**Exercise description:**
Search the records for lines with the word "Start" and copy each match.

**Recorded information:**
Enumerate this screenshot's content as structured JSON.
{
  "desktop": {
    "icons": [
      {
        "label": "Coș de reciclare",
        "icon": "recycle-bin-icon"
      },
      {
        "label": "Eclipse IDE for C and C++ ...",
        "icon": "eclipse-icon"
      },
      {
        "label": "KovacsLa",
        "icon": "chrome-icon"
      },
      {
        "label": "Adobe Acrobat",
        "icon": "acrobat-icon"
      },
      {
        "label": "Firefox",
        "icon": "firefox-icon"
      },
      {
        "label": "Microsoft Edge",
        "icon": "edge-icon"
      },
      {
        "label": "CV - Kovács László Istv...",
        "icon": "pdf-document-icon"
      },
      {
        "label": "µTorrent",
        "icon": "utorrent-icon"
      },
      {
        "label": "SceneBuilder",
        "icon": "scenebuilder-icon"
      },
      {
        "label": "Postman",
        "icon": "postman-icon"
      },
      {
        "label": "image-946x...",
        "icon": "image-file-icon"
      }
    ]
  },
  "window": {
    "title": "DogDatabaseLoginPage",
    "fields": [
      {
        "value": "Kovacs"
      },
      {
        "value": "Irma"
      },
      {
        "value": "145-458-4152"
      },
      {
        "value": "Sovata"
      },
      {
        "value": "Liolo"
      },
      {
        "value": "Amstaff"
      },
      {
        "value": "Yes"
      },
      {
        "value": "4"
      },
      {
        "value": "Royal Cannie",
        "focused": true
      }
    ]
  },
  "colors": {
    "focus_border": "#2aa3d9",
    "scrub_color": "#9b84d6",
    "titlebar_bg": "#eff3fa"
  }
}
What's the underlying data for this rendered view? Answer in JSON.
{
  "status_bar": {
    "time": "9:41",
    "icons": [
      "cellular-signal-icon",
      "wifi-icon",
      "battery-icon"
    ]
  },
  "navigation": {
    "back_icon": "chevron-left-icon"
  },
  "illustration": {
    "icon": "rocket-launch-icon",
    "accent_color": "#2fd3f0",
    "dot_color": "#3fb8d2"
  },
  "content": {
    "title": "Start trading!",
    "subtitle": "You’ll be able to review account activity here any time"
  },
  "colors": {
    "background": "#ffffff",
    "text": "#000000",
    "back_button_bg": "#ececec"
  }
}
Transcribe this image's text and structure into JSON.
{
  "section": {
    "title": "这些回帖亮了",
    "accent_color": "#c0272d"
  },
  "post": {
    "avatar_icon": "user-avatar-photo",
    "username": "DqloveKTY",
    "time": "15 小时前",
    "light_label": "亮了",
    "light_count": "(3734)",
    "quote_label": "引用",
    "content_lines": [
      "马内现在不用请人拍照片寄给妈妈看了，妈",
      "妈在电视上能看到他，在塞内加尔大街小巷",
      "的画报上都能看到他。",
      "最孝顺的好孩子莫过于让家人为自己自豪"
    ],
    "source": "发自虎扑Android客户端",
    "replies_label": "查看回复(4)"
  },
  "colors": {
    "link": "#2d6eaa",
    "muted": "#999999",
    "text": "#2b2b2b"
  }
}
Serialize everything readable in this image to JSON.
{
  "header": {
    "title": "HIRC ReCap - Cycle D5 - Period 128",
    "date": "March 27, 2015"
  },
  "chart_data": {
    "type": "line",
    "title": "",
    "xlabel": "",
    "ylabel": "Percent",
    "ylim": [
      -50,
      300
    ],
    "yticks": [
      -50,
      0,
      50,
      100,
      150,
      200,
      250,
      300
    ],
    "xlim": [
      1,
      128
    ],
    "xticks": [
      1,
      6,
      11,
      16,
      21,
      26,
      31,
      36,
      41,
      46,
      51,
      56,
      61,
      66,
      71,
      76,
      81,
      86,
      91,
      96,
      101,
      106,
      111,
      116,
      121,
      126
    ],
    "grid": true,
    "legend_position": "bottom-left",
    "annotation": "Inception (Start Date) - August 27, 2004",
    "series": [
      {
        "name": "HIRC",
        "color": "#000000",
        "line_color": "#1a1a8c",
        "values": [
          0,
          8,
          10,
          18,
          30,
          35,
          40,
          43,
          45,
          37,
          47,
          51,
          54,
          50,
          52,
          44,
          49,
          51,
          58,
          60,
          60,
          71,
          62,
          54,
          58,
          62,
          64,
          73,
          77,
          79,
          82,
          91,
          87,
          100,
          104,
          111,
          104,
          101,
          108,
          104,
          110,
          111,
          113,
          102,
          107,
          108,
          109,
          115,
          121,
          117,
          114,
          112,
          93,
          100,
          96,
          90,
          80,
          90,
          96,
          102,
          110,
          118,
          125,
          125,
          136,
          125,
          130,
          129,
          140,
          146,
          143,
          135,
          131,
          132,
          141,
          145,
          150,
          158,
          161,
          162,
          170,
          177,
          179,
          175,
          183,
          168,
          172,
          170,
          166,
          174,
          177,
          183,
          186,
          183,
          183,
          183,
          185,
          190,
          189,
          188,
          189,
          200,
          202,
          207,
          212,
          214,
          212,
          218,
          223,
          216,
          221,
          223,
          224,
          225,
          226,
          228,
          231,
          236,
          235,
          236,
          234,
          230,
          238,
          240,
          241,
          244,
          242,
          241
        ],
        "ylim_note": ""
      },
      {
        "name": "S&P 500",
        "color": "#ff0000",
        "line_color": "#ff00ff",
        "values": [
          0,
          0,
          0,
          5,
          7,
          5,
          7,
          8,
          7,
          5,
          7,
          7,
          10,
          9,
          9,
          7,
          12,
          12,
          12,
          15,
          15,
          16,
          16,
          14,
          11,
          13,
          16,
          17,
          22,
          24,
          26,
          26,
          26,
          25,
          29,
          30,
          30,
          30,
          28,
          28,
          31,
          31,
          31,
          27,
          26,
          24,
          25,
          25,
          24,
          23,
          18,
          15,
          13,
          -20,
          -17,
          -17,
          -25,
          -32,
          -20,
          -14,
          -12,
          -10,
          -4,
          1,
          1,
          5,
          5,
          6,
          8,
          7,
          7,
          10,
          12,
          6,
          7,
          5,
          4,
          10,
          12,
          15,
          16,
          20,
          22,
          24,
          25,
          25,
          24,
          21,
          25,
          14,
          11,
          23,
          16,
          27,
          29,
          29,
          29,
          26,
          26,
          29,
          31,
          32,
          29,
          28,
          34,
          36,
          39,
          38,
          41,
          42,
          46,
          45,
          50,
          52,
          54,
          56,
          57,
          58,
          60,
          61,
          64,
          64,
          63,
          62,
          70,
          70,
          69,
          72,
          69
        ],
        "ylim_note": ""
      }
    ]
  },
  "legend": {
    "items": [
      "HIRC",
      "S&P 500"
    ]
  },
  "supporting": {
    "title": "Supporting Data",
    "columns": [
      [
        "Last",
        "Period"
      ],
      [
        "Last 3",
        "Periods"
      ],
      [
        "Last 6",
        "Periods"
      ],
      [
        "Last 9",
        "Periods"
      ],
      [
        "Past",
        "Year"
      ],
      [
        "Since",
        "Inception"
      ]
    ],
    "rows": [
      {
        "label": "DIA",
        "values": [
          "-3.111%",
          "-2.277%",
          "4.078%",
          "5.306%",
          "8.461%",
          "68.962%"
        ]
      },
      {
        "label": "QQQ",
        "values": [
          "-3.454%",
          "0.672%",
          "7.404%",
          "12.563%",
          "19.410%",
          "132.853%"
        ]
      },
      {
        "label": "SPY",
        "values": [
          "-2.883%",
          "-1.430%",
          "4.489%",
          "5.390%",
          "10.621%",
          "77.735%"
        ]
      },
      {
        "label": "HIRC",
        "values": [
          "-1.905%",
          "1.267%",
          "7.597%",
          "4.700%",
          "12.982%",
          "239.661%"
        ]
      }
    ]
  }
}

**Output of the task:**
    "title": "Start trading!",
    "annotation": "Inception (Start Date) - August 27, 2004",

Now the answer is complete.